(Beginning of Extracted data)

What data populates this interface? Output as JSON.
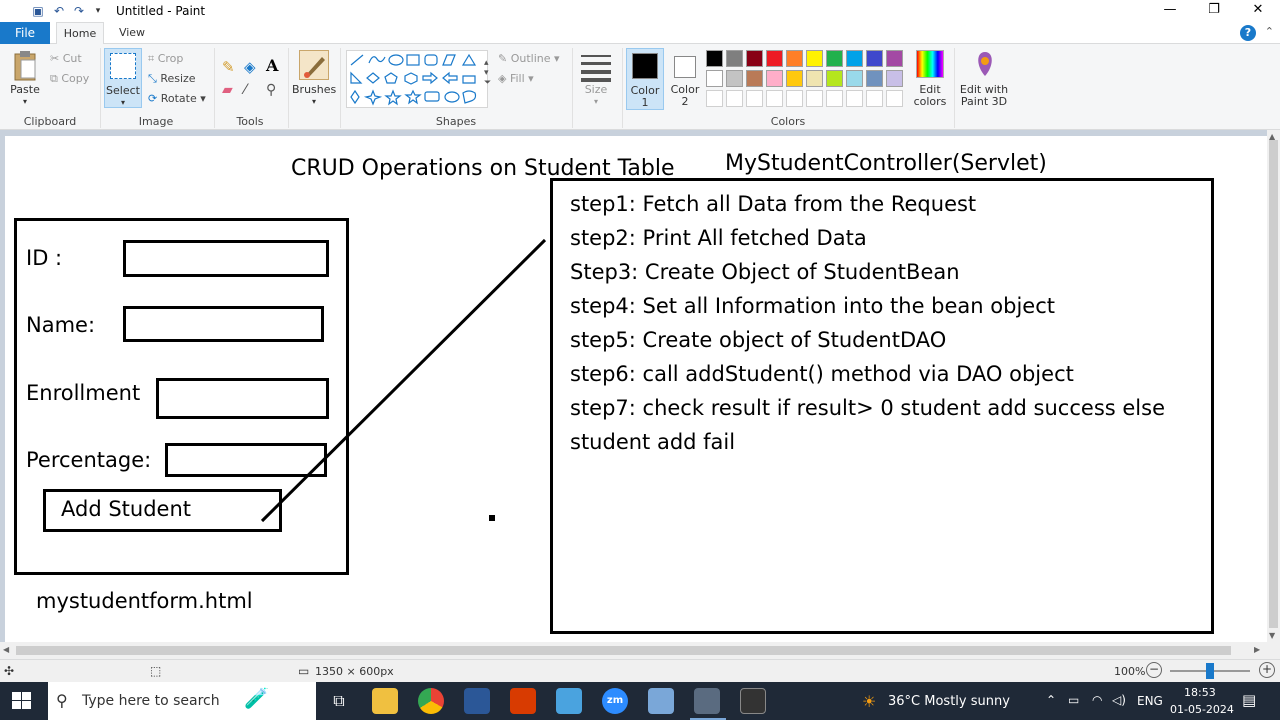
{
  "window": {
    "title": "Untitled - Paint",
    "minimize": "—",
    "maximize": "❐",
    "close": "✕"
  },
  "tabs": {
    "file": "File",
    "home": "Home",
    "view": "View"
  },
  "ribbon": {
    "clipboard": {
      "paste": "Paste",
      "cut": "Cut",
      "copy": "Copy",
      "label": "Clipboard"
    },
    "image": {
      "select": "Select",
      "crop": "Crop",
      "resize": "Resize",
      "rotate": "Rotate",
      "label": "Image"
    },
    "tools": {
      "label": "Tools"
    },
    "brushes": {
      "label": "Brushes"
    },
    "shapes": {
      "outline": "Outline",
      "fill": "Fill",
      "label": "Shapes"
    },
    "size": {
      "label": "Size"
    },
    "colors": {
      "color1": "Color\n1",
      "color1_a": "Color",
      "color1_b": "1",
      "color2_a": "Color",
      "color2_b": "2",
      "edit_a": "Edit",
      "edit_b": "colors",
      "paint3d_a": "Edit with",
      "paint3d_b": "Paint 3D",
      "label": "Colors",
      "color1_value": "#000000",
      "color2_value": "#ffffff",
      "palette_row1": [
        "#000000",
        "#7f7f7f",
        "#880015",
        "#ed1c24",
        "#ff7f27",
        "#fff200",
        "#22b14c",
        "#00a2e8",
        "#3f48cc",
        "#a349a4"
      ],
      "palette_row2": [
        "#ffffff",
        "#c3c3c3",
        "#b97a57",
        "#ffaec9",
        "#ffc90e",
        "#efe4b0",
        "#b5e61d",
        "#99d9ea",
        "#7092be",
        "#c8bfe7"
      ]
    }
  },
  "canvas": {
    "heading": "CRUD Operations on Student Table",
    "form_caption": "mystudentform.html",
    "form": {
      "id_label": "ID :",
      "name_label": "Name:",
      "enrollment_label": "Enrollment",
      "percentage_label": "Percentage:",
      "button": "Add Student"
    },
    "controller_title": "MyStudentController(Servlet)",
    "steps": [
      "step1: Fetch all Data from the Request",
      "step2: Print All fetched Data",
      "Step3: Create Object of StudentBean",
      "step4: Set all Information into the bean object",
      "step5: Create object of StudentDAO",
      "step6: call addStudent() method  via DAO object",
      "step7: check result if result> 0 student add success else",
      "student add fail"
    ]
  },
  "status": {
    "dimensions": "1350 × 600px",
    "zoom": "100%"
  },
  "taskbar": {
    "search_placeholder": "Type here to search",
    "weather": "36°C  Mostly sunny",
    "language": "ENG",
    "time": "18:53",
    "date": "01-05-2024"
  }
}
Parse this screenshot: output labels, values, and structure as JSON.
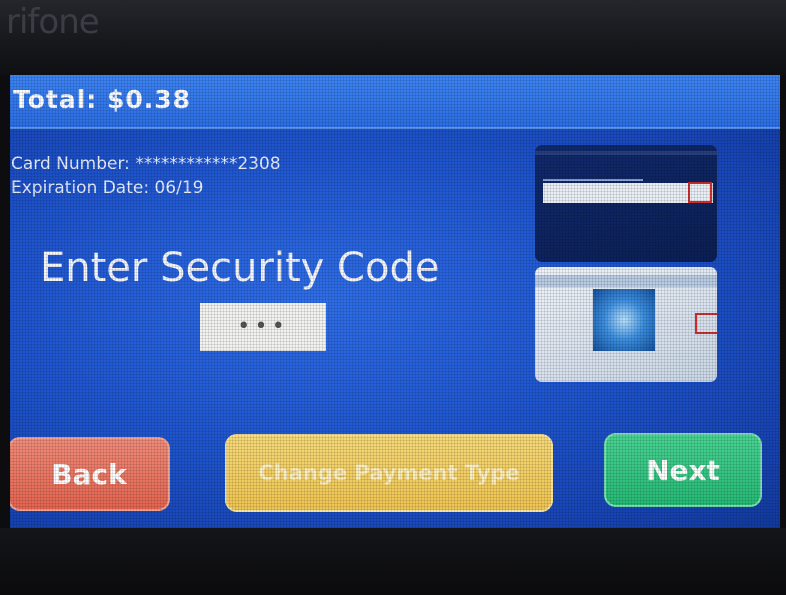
{
  "device": {
    "brand": "rifone"
  },
  "payment": {
    "total_label": "Total: $0.38",
    "card_number_label": "Card Number:",
    "card_number_value": "************2308",
    "expiration_label": "Expiration Date:",
    "expiration_value": "06/19",
    "heading": "Enter Security Code",
    "code_value": "•••"
  },
  "buttons": {
    "back": "Back",
    "change_payment": "Change Payment Type",
    "next": "Next"
  },
  "colors": {
    "screen_blue": "#1f56d0",
    "back": "#e2634f",
    "change": "#eec350",
    "next": "#25b874"
  }
}
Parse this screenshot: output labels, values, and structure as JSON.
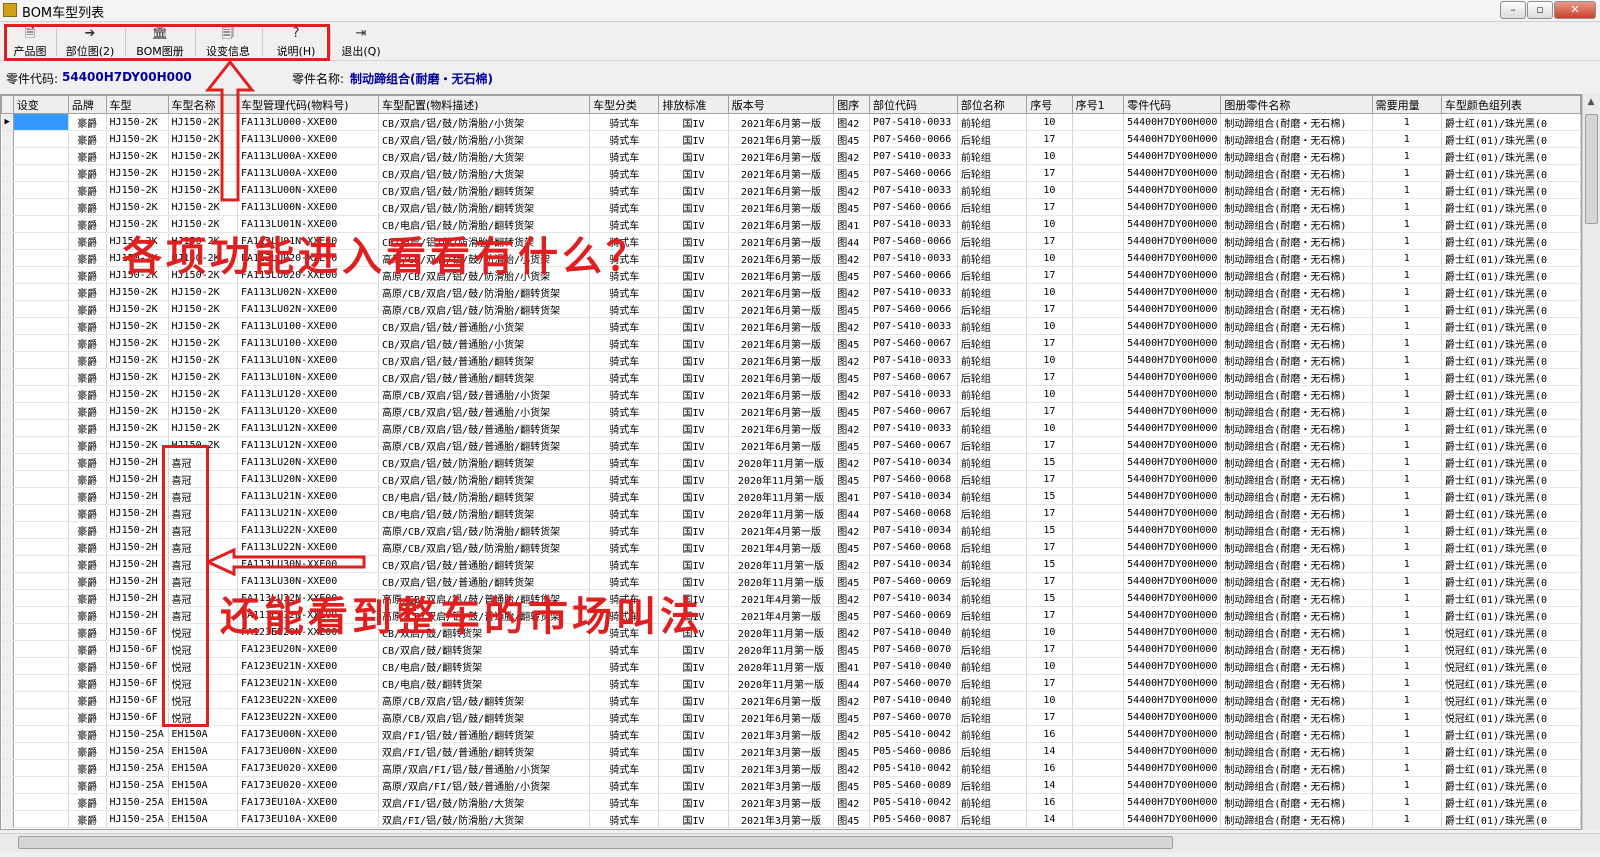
{
  "window": {
    "title": "BOM车型列表",
    "controls": [
      "–",
      "▫",
      "✕"
    ]
  },
  "toolbar": {
    "buttons": [
      {
        "label": "产品图",
        "icon": "🗎"
      },
      {
        "label": "部位图(2)",
        "icon": "➔"
      },
      {
        "label": "BOM图册",
        "icon": "🏛"
      },
      {
        "label": "设变信息",
        "icon": "🗐"
      },
      {
        "label": "说明(H)",
        "icon": "?"
      },
      {
        "label": "退出(Q)",
        "icon": "⇥"
      }
    ]
  },
  "info": {
    "part_code_label": "零件代码:",
    "part_code": "54400H7DY00H000",
    "part_name_label": "零件名称:",
    "part_name": "制动蹄组合(耐磨・无石棉)"
  },
  "grid": {
    "columns": [
      "设变",
      "品牌",
      "车型",
      "车型名称",
      "车型管理代码(物料号)",
      "车型配置(物料描述)",
      "车型分类",
      "排放标准",
      "版本号",
      "图序",
      "部位代码",
      "部位名称",
      "序号",
      "序号1",
      "零件代码",
      "图册零件名称",
      "需要用量",
      "车型颜色组列表"
    ],
    "common": {
      "brand": "豪爵",
      "cls": "骑式车",
      "emis": "国IV",
      "part": "54400H7DY00H000",
      "pname": "制动蹄组合(耐磨・无石棉)",
      "qty": "1"
    },
    "rows": [
      [
        "HJ150-2K",
        "HJ150-2K",
        "FA113LU000-XXE00",
        "CB/双启/铝/鼓/防滑胎/小货架",
        "2021年6月第一版",
        "图42",
        "P07-S410-0033",
        "前轮组",
        "10",
        "爵士红(01)/珠光黑(0"
      ],
      [
        "HJ150-2K",
        "HJ150-2K",
        "FA113LU000-XXE00",
        "CB/双启/铝/鼓/防滑胎/小货架",
        "2021年6月第一版",
        "图45",
        "P07-S460-0066",
        "后轮组",
        "17",
        "爵士红(01)/珠光黑(0"
      ],
      [
        "HJ150-2K",
        "HJ150-2K",
        "FA113LU00A-XXE00",
        "CB/双启/铝/鼓/防滑胎/大货架",
        "2021年6月第一版",
        "图42",
        "P07-S410-0033",
        "前轮组",
        "10",
        "爵士红(01)/珠光黑(0"
      ],
      [
        "HJ150-2K",
        "HJ150-2K",
        "FA113LU00A-XXE00",
        "CB/双启/铝/鼓/防滑胎/大货架",
        "2021年6月第一版",
        "图45",
        "P07-S460-0066",
        "后轮组",
        "17",
        "爵士红(01)/珠光黑(0"
      ],
      [
        "HJ150-2K",
        "HJ150-2K",
        "FA113LU00N-XXE00",
        "CB/双启/铝/鼓/防滑胎/翻转货架",
        "2021年6月第一版",
        "图42",
        "P07-S410-0033",
        "前轮组",
        "10",
        "爵士红(01)/珠光黑(0"
      ],
      [
        "HJ150-2K",
        "HJ150-2K",
        "FA113LU00N-XXE00",
        "CB/双启/铝/鼓/防滑胎/翻转货架",
        "2021年6月第一版",
        "图45",
        "P07-S460-0066",
        "后轮组",
        "17",
        "爵士红(01)/珠光黑(0"
      ],
      [
        "HJ150-2K",
        "HJ150-2K",
        "FA113LU01N-XXE00",
        "CB/电启/铝/鼓/防滑胎/翻转货架",
        "2021年6月第一版",
        "图41",
        "P07-S410-0033",
        "前轮组",
        "10",
        "爵士红(01)/珠光黑(0"
      ],
      [
        "HJ150-2K",
        "HJ150-2K",
        "FA113LU01N-XXE00",
        "CB/电启/铝/鼓/防滑胎/翻转货架",
        "2021年6月第一版",
        "图44",
        "P07-S460-0066",
        "后轮组",
        "17",
        "爵士红(01)/珠光黑(0"
      ],
      [
        "HJ150-2K",
        "HJ150-2K",
        "FA113LU020-XXE00",
        "高原/CB/双启/铝/鼓/防滑胎/小货架",
        "2021年6月第一版",
        "图42",
        "P07-S410-0033",
        "前轮组",
        "10",
        "爵士红(01)/珠光黑(0"
      ],
      [
        "HJ150-2K",
        "HJ150-2K",
        "FA113LU020-XXE00",
        "高原/CB/双启/铝/鼓/防滑胎/小货架",
        "2021年6月第一版",
        "图45",
        "P07-S460-0066",
        "后轮组",
        "17",
        "爵士红(01)/珠光黑(0"
      ],
      [
        "HJ150-2K",
        "HJ150-2K",
        "FA113LU02N-XXE00",
        "高原/CB/双启/铝/鼓/防滑胎/翻转货架",
        "2021年6月第一版",
        "图42",
        "P07-S410-0033",
        "前轮组",
        "10",
        "爵士红(01)/珠光黑(0"
      ],
      [
        "HJ150-2K",
        "HJ150-2K",
        "FA113LU02N-XXE00",
        "高原/CB/双启/铝/鼓/防滑胎/翻转货架",
        "2021年6月第一版",
        "图45",
        "P07-S460-0066",
        "后轮组",
        "17",
        "爵士红(01)/珠光黑(0"
      ],
      [
        "HJ150-2K",
        "HJ150-2K",
        "FA113LU100-XXE00",
        "CB/双启/铝/鼓/普通胎/小货架",
        "2021年6月第一版",
        "图42",
        "P07-S410-0033",
        "前轮组",
        "10",
        "爵士红(01)/珠光黑(0"
      ],
      [
        "HJ150-2K",
        "HJ150-2K",
        "FA113LU100-XXE00",
        "CB/双启/铝/鼓/普通胎/小货架",
        "2021年6月第一版",
        "图45",
        "P07-S460-0067",
        "后轮组",
        "17",
        "爵士红(01)/珠光黑(0"
      ],
      [
        "HJ150-2K",
        "HJ150-2K",
        "FA113LU10N-XXE00",
        "CB/双启/铝/鼓/普通胎/翻转货架",
        "2021年6月第一版",
        "图42",
        "P07-S410-0033",
        "前轮组",
        "10",
        "爵士红(01)/珠光黑(0"
      ],
      [
        "HJ150-2K",
        "HJ150-2K",
        "FA113LU10N-XXE00",
        "CB/双启/铝/鼓/普通胎/翻转货架",
        "2021年6月第一版",
        "图45",
        "P07-S460-0067",
        "后轮组",
        "17",
        "爵士红(01)/珠光黑(0"
      ],
      [
        "HJ150-2K",
        "HJ150-2K",
        "FA113LU120-XXE00",
        "高原/CB/双启/铝/鼓/普通胎/小货架",
        "2021年6月第一版",
        "图42",
        "P07-S410-0033",
        "前轮组",
        "10",
        "爵士红(01)/珠光黑(0"
      ],
      [
        "HJ150-2K",
        "HJ150-2K",
        "FA113LU120-XXE00",
        "高原/CB/双启/铝/鼓/普通胎/小货架",
        "2021年6月第一版",
        "图45",
        "P07-S460-0067",
        "后轮组",
        "17",
        "爵士红(01)/珠光黑(0"
      ],
      [
        "HJ150-2K",
        "HJ150-2K",
        "FA113LU12N-XXE00",
        "高原/CB/双启/铝/鼓/普通胎/翻转货架",
        "2021年6月第一版",
        "图42",
        "P07-S410-0033",
        "前轮组",
        "10",
        "爵士红(01)/珠光黑(0"
      ],
      [
        "HJ150-2K",
        "HJ150-2K",
        "FA113LU12N-XXE00",
        "高原/CB/双启/铝/鼓/普通胎/翻转货架",
        "2021年6月第一版",
        "图45",
        "P07-S460-0067",
        "后轮组",
        "17",
        "爵士红(01)/珠光黑(0"
      ],
      [
        "HJ150-2H",
        "喜冠",
        "FA113LU20N-XXE00",
        "CB/双启/铝/鼓/防滑胎/翻转货架",
        "2020年11月第一版",
        "图42",
        "P07-S410-0034",
        "前轮组",
        "15",
        "爵士红(01)/珠光黑(0"
      ],
      [
        "HJ150-2H",
        "喜冠",
        "FA113LU20N-XXE00",
        "CB/双启/铝/鼓/防滑胎/翻转货架",
        "2020年11月第一版",
        "图45",
        "P07-S460-0068",
        "后轮组",
        "17",
        "爵士红(01)/珠光黑(0"
      ],
      [
        "HJ150-2H",
        "喜冠",
        "FA113LU21N-XXE00",
        "CB/电启/铝/鼓/防滑胎/翻转货架",
        "2020年11月第一版",
        "图41",
        "P07-S410-0034",
        "前轮组",
        "15",
        "爵士红(01)/珠光黑(0"
      ],
      [
        "HJ150-2H",
        "喜冠",
        "FA113LU21N-XXE00",
        "CB/电启/铝/鼓/防滑胎/翻转货架",
        "2020年11月第一版",
        "图44",
        "P07-S460-0068",
        "后轮组",
        "17",
        "爵士红(01)/珠光黑(0"
      ],
      [
        "HJ150-2H",
        "喜冠",
        "FA113LU22N-XXE00",
        "高原/CB/双启/铝/鼓/防滑胎/翻转货架",
        "2021年4月第一版",
        "图42",
        "P07-S410-0034",
        "前轮组",
        "15",
        "爵士红(01)/珠光黑(0"
      ],
      [
        "HJ150-2H",
        "喜冠",
        "FA113LU22N-XXE00",
        "高原/CB/双启/铝/鼓/防滑胎/翻转货架",
        "2021年4月第一版",
        "图45",
        "P07-S460-0068",
        "后轮组",
        "17",
        "爵士红(01)/珠光黑(0"
      ],
      [
        "HJ150-2H",
        "喜冠",
        "FA113LU30N-XXE00",
        "CB/双启/铝/鼓/普通胎/翻转货架",
        "2020年11月第一版",
        "图42",
        "P07-S410-0034",
        "前轮组",
        "15",
        "爵士红(01)/珠光黑(0"
      ],
      [
        "HJ150-2H",
        "喜冠",
        "FA113LU30N-XXE00",
        "CB/双启/铝/鼓/普通胎/翻转货架",
        "2020年11月第一版",
        "图45",
        "P07-S460-0069",
        "后轮组",
        "17",
        "爵士红(01)/珠光黑(0"
      ],
      [
        "HJ150-2H",
        "喜冠",
        "FA113LU32N-XXE00",
        "高原/CB/双启/铝/鼓/普通胎/翻转货架",
        "2021年4月第一版",
        "图42",
        "P07-S410-0034",
        "前轮组",
        "15",
        "爵士红(01)/珠光黑(0"
      ],
      [
        "HJ150-2H",
        "喜冠",
        "FA113LU32N-XXE00",
        "高原/CB/双启/铝/鼓/普通胎/翻转货架",
        "2021年4月第一版",
        "图45",
        "P07-S460-0069",
        "后轮组",
        "17",
        "爵士红(01)/珠光黑(0"
      ],
      [
        "HJ150-6F",
        "悦冠",
        "FA123EU20N-XXE00",
        "CB/双启/鼓/翻转货架",
        "2020年11月第一版",
        "图42",
        "P07-S410-0040",
        "前轮组",
        "10",
        "悦冠红(01)/珠光黑(0"
      ],
      [
        "HJ150-6F",
        "悦冠",
        "FA123EU20N-XXE00",
        "CB/双启/鼓/翻转货架",
        "2020年11月第一版",
        "图45",
        "P07-S460-0070",
        "后轮组",
        "17",
        "悦冠红(01)/珠光黑(0"
      ],
      [
        "HJ150-6F",
        "悦冠",
        "FA123EU21N-XXE00",
        "CB/电启/鼓/翻转货架",
        "2020年11月第一版",
        "图41",
        "P07-S410-0040",
        "前轮组",
        "10",
        "悦冠红(01)/珠光黑(0"
      ],
      [
        "HJ150-6F",
        "悦冠",
        "FA123EU21N-XXE00",
        "CB/电启/鼓/翻转货架",
        "2020年11月第一版",
        "图44",
        "P07-S460-0070",
        "后轮组",
        "17",
        "悦冠红(01)/珠光黑(0"
      ],
      [
        "HJ150-6F",
        "悦冠",
        "FA123EU22N-XXE00",
        "高原/CB/双启/铝/鼓/翻转货架",
        "2021年6月第一版",
        "图42",
        "P07-S410-0040",
        "前轮组",
        "10",
        "悦冠红(01)/珠光黑(0"
      ],
      [
        "HJ150-6F",
        "悦冠",
        "FA123EU22N-XXE00",
        "高原/CB/双启/铝/鼓/翻转货架",
        "2021年6月第一版",
        "图45",
        "P07-S460-0070",
        "后轮组",
        "17",
        "悦冠红(01)/珠光黑(0"
      ],
      [
        "HJ150-25A",
        "EH150A",
        "FA173EU00N-XXE00",
        "双启/FI/铝/鼓/普通胎/翻转货架",
        "2021年3月第一版",
        "图42",
        "P05-S410-0042",
        "前轮组",
        "16",
        "爵士红(01)/珠光黑(0"
      ],
      [
        "HJ150-25A",
        "EH150A",
        "FA173EU00N-XXE00",
        "双启/FI/铝/鼓/普通胎/翻转货架",
        "2021年3月第一版",
        "图45",
        "P05-S460-0086",
        "后轮组",
        "14",
        "爵士红(01)/珠光黑(0"
      ],
      [
        "HJ150-25A",
        "EH150A",
        "FA173EU020-XXE00",
        "高原/双启/FI/铝/鼓/普通胎/小货架",
        "2021年3月第一版",
        "图42",
        "P05-S410-0042",
        "前轮组",
        "16",
        "爵士红(01)/珠光黑(0"
      ],
      [
        "HJ150-25A",
        "EH150A",
        "FA173EU020-XXE00",
        "高原/双启/FI/铝/鼓/普通胎/小货架",
        "2021年3月第一版",
        "图45",
        "P05-S460-0089",
        "后轮组",
        "14",
        "爵士红(01)/珠光黑(0"
      ],
      [
        "HJ150-25A",
        "EH150A",
        "FA173EU10A-XXE00",
        "双启/FI/铝/鼓/防滑胎/大货架",
        "2021年3月第一版",
        "图42",
        "P05-S410-0042",
        "前轮组",
        "16",
        "爵士红(01)/珠光黑(0"
      ],
      [
        "HJ150-25A",
        "EH150A",
        "FA173EU10A-XXE00",
        "双启/FI/铝/鼓/防滑胎/大货架",
        "2021年3月第一版",
        "图45",
        "P05-S460-0087",
        "后轮组",
        "14",
        "爵士红(01)/珠光黑(0"
      ]
    ]
  },
  "annotations": {
    "text1": "各项功能进入看看有什么？",
    "text2": "还能看到整车的市场叫法"
  },
  "colors": {
    "annotation": "#e02020",
    "selection": "#3399ff",
    "value_blue": "#0000a0"
  }
}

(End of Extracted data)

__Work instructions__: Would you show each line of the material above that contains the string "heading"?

__Solution for this task__:
    "heading": "CRUD Operations on Student Table",
    "heading": "Enter Security Code",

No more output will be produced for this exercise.